WHAT YOU SHOULD DO: Write out the following records exactly, each one in full.

= Beginning of Section =

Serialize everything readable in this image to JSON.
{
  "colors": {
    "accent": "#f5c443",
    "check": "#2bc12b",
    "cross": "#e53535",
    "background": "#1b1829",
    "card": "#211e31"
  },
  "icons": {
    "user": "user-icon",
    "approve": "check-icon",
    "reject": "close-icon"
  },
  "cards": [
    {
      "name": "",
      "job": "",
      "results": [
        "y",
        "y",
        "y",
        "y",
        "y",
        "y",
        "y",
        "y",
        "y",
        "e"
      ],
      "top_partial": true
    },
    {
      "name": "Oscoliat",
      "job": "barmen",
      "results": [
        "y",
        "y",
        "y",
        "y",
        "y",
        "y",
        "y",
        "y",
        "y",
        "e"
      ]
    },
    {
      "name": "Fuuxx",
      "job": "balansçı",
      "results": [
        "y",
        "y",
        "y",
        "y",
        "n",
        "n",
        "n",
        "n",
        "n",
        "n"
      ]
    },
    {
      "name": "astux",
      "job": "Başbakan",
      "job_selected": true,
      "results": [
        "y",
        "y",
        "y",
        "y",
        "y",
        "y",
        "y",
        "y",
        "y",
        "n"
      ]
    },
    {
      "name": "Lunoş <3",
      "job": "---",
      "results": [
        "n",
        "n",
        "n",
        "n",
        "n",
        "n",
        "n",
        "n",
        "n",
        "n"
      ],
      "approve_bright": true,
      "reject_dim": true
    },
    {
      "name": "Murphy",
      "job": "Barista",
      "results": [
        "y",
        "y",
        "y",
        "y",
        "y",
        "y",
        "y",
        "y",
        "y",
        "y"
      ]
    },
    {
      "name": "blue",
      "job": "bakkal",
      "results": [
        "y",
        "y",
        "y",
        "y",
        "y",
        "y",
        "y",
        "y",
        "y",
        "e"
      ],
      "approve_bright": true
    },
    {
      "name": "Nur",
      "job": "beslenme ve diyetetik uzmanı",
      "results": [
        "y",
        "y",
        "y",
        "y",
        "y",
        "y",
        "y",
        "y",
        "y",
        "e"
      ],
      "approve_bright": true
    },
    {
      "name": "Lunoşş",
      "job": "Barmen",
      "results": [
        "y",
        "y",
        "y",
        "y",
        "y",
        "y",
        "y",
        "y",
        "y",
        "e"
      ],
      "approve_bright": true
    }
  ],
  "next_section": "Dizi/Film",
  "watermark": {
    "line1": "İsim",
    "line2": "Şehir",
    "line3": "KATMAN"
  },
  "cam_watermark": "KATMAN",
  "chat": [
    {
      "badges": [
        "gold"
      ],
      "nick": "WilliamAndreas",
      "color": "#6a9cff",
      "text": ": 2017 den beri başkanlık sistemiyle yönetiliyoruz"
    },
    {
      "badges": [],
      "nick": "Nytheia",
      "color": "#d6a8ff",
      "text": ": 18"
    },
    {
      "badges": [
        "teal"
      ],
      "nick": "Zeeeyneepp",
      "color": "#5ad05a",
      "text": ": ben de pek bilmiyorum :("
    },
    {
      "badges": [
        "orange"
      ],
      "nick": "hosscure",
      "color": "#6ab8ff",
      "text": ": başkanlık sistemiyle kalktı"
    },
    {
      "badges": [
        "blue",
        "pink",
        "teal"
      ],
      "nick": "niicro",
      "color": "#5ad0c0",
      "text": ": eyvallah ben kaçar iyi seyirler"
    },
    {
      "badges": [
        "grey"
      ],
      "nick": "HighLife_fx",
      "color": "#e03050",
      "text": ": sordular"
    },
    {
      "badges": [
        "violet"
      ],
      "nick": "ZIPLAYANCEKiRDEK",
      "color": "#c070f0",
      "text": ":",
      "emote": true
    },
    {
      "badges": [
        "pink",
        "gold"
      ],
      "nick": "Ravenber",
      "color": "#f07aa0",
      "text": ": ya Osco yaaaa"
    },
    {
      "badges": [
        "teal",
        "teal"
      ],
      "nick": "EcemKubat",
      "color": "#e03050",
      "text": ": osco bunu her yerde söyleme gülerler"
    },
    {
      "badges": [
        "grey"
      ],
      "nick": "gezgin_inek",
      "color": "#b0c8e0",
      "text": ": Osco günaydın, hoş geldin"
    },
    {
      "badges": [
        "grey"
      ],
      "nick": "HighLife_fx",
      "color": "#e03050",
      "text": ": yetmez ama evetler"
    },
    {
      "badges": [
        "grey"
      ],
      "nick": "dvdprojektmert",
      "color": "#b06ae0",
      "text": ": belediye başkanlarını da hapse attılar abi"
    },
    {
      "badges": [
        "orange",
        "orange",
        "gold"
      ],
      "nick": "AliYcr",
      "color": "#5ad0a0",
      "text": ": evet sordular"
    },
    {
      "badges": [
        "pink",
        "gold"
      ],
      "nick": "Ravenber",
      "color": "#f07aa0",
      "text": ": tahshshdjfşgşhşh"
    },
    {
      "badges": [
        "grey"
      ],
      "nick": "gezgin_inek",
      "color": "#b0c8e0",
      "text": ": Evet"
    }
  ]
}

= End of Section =

OUTPUT FOR THIS EXERCISE:
Serialize everything readable in this image to JSON.
{
  "colors": {
    "accent": "#f5c443",
    "check": "#2bc12b",
    "cross": "#e53535",
    "background": "#1b1829",
    "card": "#211e31"
  },
  "icons": {
    "user": "user-icon",
    "approve": "check-icon",
    "reject": "close-icon"
  },
  "cards": [
    {
      "name": "",
      "job": "",
      "results": [
        "y",
        "y",
        "y",
        "y",
        "y",
        "y",
        "y",
        "y",
        "y",
        "e"
      ],
      "top_partial": true
    },
    {
      "name": "Oscoliat",
      "job": "barmen",
      "results": [
        "y",
        "y",
        "y",
        "y",
        "y",
        "y",
        "y",
        "y",
        "y",
        "e"
      ]
    },
    {
      "name": "Fuuxx",
      "job": "balansçı",
      "results": [
        "y",
        "y",
        "y",
        "y",
        "n",
        "n",
        "n",
        "n",
        "n",
        "n"
      ]
    },
    {
      "name": "astux",
      "job": "Başbakan",
      "job_selected": true,
      "results": [
        "y",
        "y",
        "y",
        "y",
        "y",
        "y",
        "y",
        "y",
        "y",
        "n"
      ]
    },
    {
      "name": "Lunoş <3",
      "job": "---",
      "results": [
        "n",
        "n",
        "n",
        "n",
        "n",
        "n",
        "n",
        "n",
        "n",
        "n"
      ],
      "approve_bright": true,
      "reject_dim": true
    },
    {
      "name": "Murphy",
      "job": "Barista",
      "results": [
        "y",
        "y",
        "y",
        "y",
        "y",
        "y",
        "y",
        "y",
        "y",
        "y"
      ]
    },
    {
      "name": "blue",
      "job": "bakkal",
      "results": [
        "y",
        "y",
        "y",
        "y",
        "y",
        "y",
        "y",
        "y",
        "y",
        "e"
      ],
      "approve_bright": true
    },
    {
      "name": "Nur",
      "job": "beslenme ve diyetetik uzmanı",
      "results": [
        "y",
        "y",
        "y",
        "y",
        "y",
        "y",
        "y",
        "y",
        "y",
        "e"
      ],
      "approve_bright": true
    },
    {
      "name": "Lunoşş",
      "job": "Barmen",
      "results": [
        "y",
        "y",
        "y",
        "y",
        "y",
        "y",
        "y",
        "y",
        "y",
        "e"
      ],
      "approve_bright": true
    }
  ],
  "next_section": "Dizi/Film",
  "watermark": {
    "line1": "İsim",
    "line2": "Şehir",
    "line3": "KATMAN"
  },
  "cam_watermark": "KATMAN",
  "chat": [
    {
      "badges": [
        "gold"
      ],
      "nick": "WilliamAndreas",
      "color": "#6a9cff",
      "text": ": 2017 den beri başkanlık sistemiyle yönetiliyoruz"
    },
    {
      "badges": [],
      "nick": "Nytheia",
      "color": "#d6a8ff",
      "text": ": 18"
    },
    {
      "badges": [
        "teal"
      ],
      "nick": "Zeeeyneepp",
      "color": "#5ad05a",
      "text": ": ben de pek bilmiyorum :("
    },
    {
      "badges": [
        "orange"
      ],
      "nick": "hosscure",
      "color": "#6ab8ff",
      "text": ": başkanlık sistemiyle kalktı"
    },
    {
      "badges": [
        "blue",
        "pink",
        "teal"
      ],
      "nick": "niicro",
      "color": "#5ad0c0",
      "text": ": eyvallah ben kaçar iyi seyirler"
    },
    {
      "badges": [
        "grey"
      ],
      "nick": "HighLife_fx",
      "color": "#e03050",
      "text": ": sordular"
    },
    {
      "badges": [
        "violet"
      ],
      "nick": "ZIPLAYANCEKiRDEK",
      "color": "#c070f0",
      "text": ":",
      "emote": true
    },
    {
      "badges": [
        "pink",
        "gold"
      ],
      "nick": "Ravenber",
      "color": "#f07aa0",
      "text": ": ya Osco yaaaa"
    },
    {
      "badges": [
        "teal",
        "teal"
      ],
      "nick": "EcemKubat",
      "color": "#e03050",
      "text": ": osco bunu her yerde söyleme gülerler"
    },
    {
      "badges": [
        "grey"
      ],
      "nick": "gezgin_inek",
      "color": "#b0c8e0",
      "text": ": Osco günaydın, hoş geldin"
    },
    {
      "badges": [
        "grey"
      ],
      "nick": "HighLife_fx",
      "color": "#e03050",
      "text": ": yetmez ama evetler"
    },
    {
      "badges": [
        "grey"
      ],
      "nick": "dvdprojektmert",
      "color": "#b06ae0",
      "text": ": belediye başkanlarını da hapse attılar abi"
    },
    {
      "badges": [
        "orange",
        "orange",
        "gold"
      ],
      "nick": "AliYcr",
      "color": "#5ad0a0",
      "text": ": evet sordular"
    },
    {
      "badges": [
        "pink",
        "gold"
      ],
      "nick": "Ravenber",
      "color": "#f07aa0",
      "text": ": tahshshdjfşgşhşh"
    },
    {
      "badges": [
        "grey"
      ],
      "nick": "gezgin_inek",
      "color": "#b0c8e0",
      "text": ": Evet"
    }
  ]
}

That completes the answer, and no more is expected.